How Do You Spell Success? BTO!

The following is a guest post written by Melissa Marsh, Senior Managing Director of Occupant Experience at Savills Studley, the leading commercial real estate services firm specializing in tenant representation. Melissa is also Founder and Executive Director of PLASTARC, a social research, workplace innovation, and real estate strategy firm dedicated to shifting workplace metrics from ‘square feet and inches’ to ‘occupant satisfaction and performance.’

The worlds of human resources, real estate, and technology are beginning to intersect in new and increasingly numerous ways. Their confluence is bringing about many changes for the modern workplace, including the creation of a whole new and very vital role: that of Building Technology Officer (BTO). What exactly does a BTO do, and why is it important? To answer that, we’ll start with some background.

Every day, buildings are getting smarter: they’re better and better able to anticipate occupants’ behavior, learn their preferences, save companies energy and money, and serve people’s mobility and sensory needs. At the same time, occupants are getting more and more demanding. They now live and breathe tech-enabled personal lives that allow them to book dinner reservations, hail rides, find movies they like, and adjust the thermostat—then rate their experience of each—all with a few taps. Now, understandably, they want to manage their work lives with that same convenience and efficiency.
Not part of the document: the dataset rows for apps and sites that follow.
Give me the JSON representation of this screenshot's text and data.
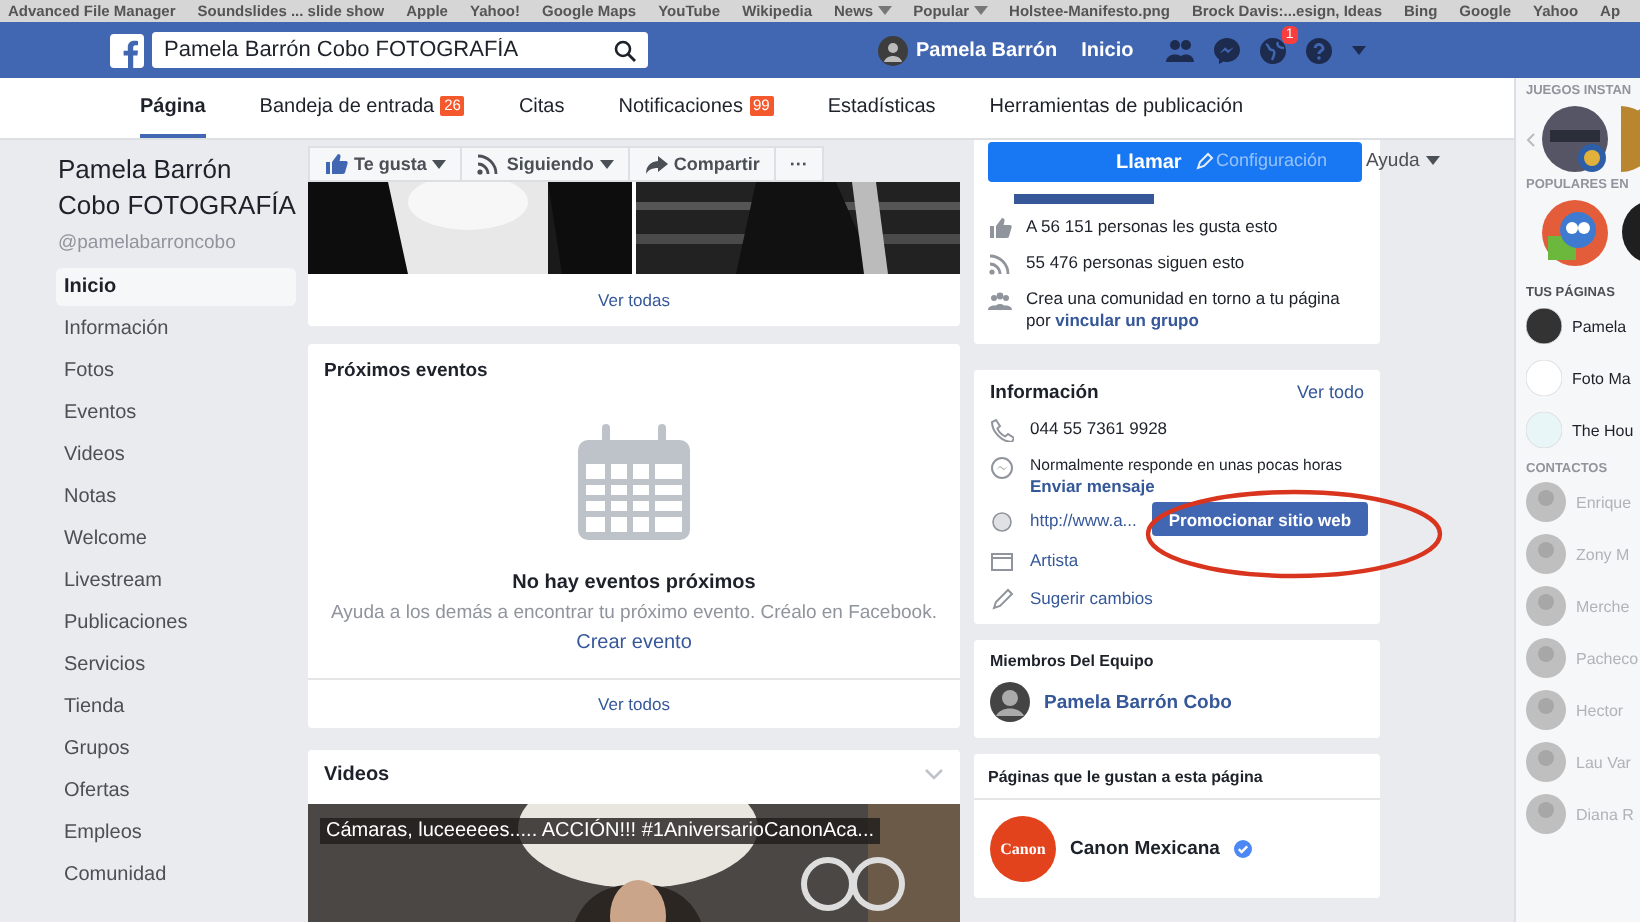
{
  "bookmarks": [
    {
      "label": "Advanced File Manager",
      "menu": false
    },
    {
      "label": "Soundslides ... slide show",
      "menu": false
    },
    {
      "label": "Apple",
      "menu": false
    },
    {
      "label": "Yahoo!",
      "menu": false
    },
    {
      "label": "Google Maps",
      "menu": false
    },
    {
      "label": "YouTube",
      "menu": false
    },
    {
      "label": "Wikipedia",
      "menu": false
    },
    {
      "label": "News",
      "menu": true
    },
    {
      "label": "Popular",
      "menu": true
    },
    {
      "label": "Holstee-Manifesto.png",
      "menu": false
    },
    {
      "label": "Brock Davis:...esign, Ideas",
      "menu": false
    },
    {
      "label": "Bing",
      "menu": false
    },
    {
      "label": "Google",
      "menu": false
    },
    {
      "label": "Yahoo",
      "menu": false
    },
    {
      "label": "Ap",
      "menu": false
    }
  ],
  "header": {
    "search_value": "Pamela Barrón Cobo FOTOGRAFÍA",
    "user_name": "Pamela Barrón",
    "home_link": "Inicio",
    "notification_count": "1"
  },
  "tabs": [
    {
      "label": "Página",
      "selected": true
    },
    {
      "label": "Bandeja de entrada",
      "badge": "26",
      "selected": false
    },
    {
      "label": "Citas",
      "selected": false
    },
    {
      "label": "Notificaciones",
      "badge": "99",
      "selected": false
    },
    {
      "label": "Estadísticas",
      "selected": false
    },
    {
      "label": "Herramientas de publicación",
      "selected": false
    }
  ],
  "page": {
    "name": "Pamela Barrón Cobo FOTOGRAFÍA",
    "handle": "@pamelabarroncobo"
  },
  "nav": [
    {
      "label": "Inicio",
      "selected": true
    },
    {
      "label": "Información",
      "selected": false
    },
    {
      "label": "Fotos",
      "selected": false
    },
    {
      "label": "Eventos",
      "selected": false
    },
    {
      "label": "Videos",
      "selected": false
    },
    {
      "label": "Notas",
      "selected": false
    },
    {
      "label": "Welcome",
      "selected": false
    },
    {
      "label": "Livestream",
      "selected": false
    },
    {
      "label": "Publicaciones",
      "selected": false
    },
    {
      "label": "Servicios",
      "selected": false
    },
    {
      "label": "Tienda",
      "selected": false
    },
    {
      "label": "Grupos",
      "selected": false
    },
    {
      "label": "Ofertas",
      "selected": false
    },
    {
      "label": "Empleos",
      "selected": false
    },
    {
      "label": "Comunidad",
      "selected": false
    }
  ],
  "actions": [
    {
      "kind": "like",
      "label": "Te gusta",
      "menu": true
    },
    {
      "kind": "follow",
      "label": "Siguiendo",
      "menu": true
    },
    {
      "kind": "share",
      "label": "Compartir",
      "menu": false
    },
    {
      "kind": "more",
      "label": "···",
      "menu": false
    }
  ],
  "photos": {
    "link": "Ver todas"
  },
  "events": {
    "title": "Próximos eventos",
    "empty_title": "No hay eventos próximos",
    "empty_text": "Ayuda a los demás a encontrar tu próximo evento. Créalo en Facebook.",
    "create_link": "Crear evento",
    "footer_link": "Ver todos"
  },
  "videos": {
    "title": "Videos",
    "caption": "Cámaras, luceeeees..... ACCIÓN!!! #1AniversarioCanonAca..."
  },
  "call_button": "Llamar",
  "settings_link": "Configuración",
  "help_menu": "Ayuda",
  "stats": [
    {
      "kind": "likes",
      "text": "A 56 151 personas les gusta esto"
    },
    {
      "kind": "followers",
      "text": "55 476 personas siguen esto"
    },
    {
      "kind": "group",
      "text": "Crea una comunidad en torno a tu página por",
      "link": "vincular un grupo"
    }
  ],
  "info": {
    "title": "Información",
    "see_all": "Ver todo",
    "items": [
      {
        "kind": "phone",
        "text": "044 55 7361 9928"
      },
      {
        "kind": "message",
        "text": "Normalmente responde en unas pocas horas",
        "link": "Enviar mensaje"
      },
      {
        "kind": "website",
        "text": "http://www.a...",
        "button": "Promocionar sitio web"
      },
      {
        "kind": "category",
        "link": "Artista"
      },
      {
        "kind": "edit",
        "link": "Sugerir cambios"
      }
    ]
  },
  "team": {
    "title": "Miembros Del Equipo",
    "member": "Pamela Barrón Cobo"
  },
  "liked_pages": {
    "title": "Páginas que le gustan a esta página",
    "pages": [
      {
        "logo_text": "Canon",
        "name": "Canon Mexicana",
        "verified": true
      }
    ]
  },
  "sidebar": {
    "games_heading": "JUEGOS INSTAN",
    "popular_heading": "POPULARES EN",
    "pages_heading": "TUS PÁGINAS",
    "pages": [
      "Pamela",
      "Foto Ma",
      "The Hou"
    ],
    "contacts_heading": "CONTACTOS",
    "contacts": [
      "Enrique",
      "Zony M",
      "Merche",
      "Pacheco",
      "Hector",
      "Lau Var",
      "Diana R"
    ]
  }
}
These “smarter” and “more demanding” factors are coalescing to form a backdrop for the emergent digital workplace: what we at PLASTARC call the digital layer of occupant experience.

Smart, responsive buildings are a goldmine for companies who know how to leverage the social data they generate to make their space the best it can be. Such buildings are also becoming the expectation of high-performing ‘next gen’ occupants, who want the same convenience and tailored experiences at work that tech has been providing in the rest of their lives. Occupant satisfaction leads to talent retention, which leads to organizational success. Win-win-win.

Now that we’ve covered what digital UX (user experience) is in buildings and why it’s important, we can ask: Who within your company will be in charge of monitoring your smart building’s operations? Who will be on duty at the intersection of all these new tech features and the occupants who use them? Who will action the many opportunities for improvement that these increasing waves of social data are delivering to companies’ doorsteps?

That’s right: your BTO.

Those involved with design in real estate—architects, interior designers, facilities managers—have had reason to envy web interface designers, who have long been able to move that virtual shopping cart around in A/B tests until they discover where users are most likely to use it. Now, BTOs can help us move our shopping carts around, too! BTOs can…

  • Collect digital data about which rooms employees spend the most time in, determine the features that make those spaces so popular, and replicate them elsewhere;
  • See how much time occupants actually spend at their dedicated desks, and evaluate the benefits of hot desking or activity-based working instead;
  • More quickly and seamlessly address aspects of occupant comfort, from ambient temperature to preferred snacks, both by studying smart building record keeping, and by paying attention to what employees are saying on social media and in the proprietary apps smart businesses are now employing.

Of course, that short list is only the beginning. To sum it up in one sentence: BTOs harness modern building data to improve workplaces for their occupants. They use the information collected from buildings’ digital layer to make workspaces ideal environments for employee happiness and productivity. In turn, these great environments help organizations attract and retain today’s top talent: tech-savvy people who have come to expect such customization.

We at PLASTARC see the dawn of the digitally-enabled workplace as the beginning of a golden age in which technology allows building design to focus almost exclusively on serving and sustaining human experience. Since knowledge workers—not machines—are driving the modern economy, it makes sense to use every tool available to accommodate them. Think of your BTO as the one sporting the massive tool belt.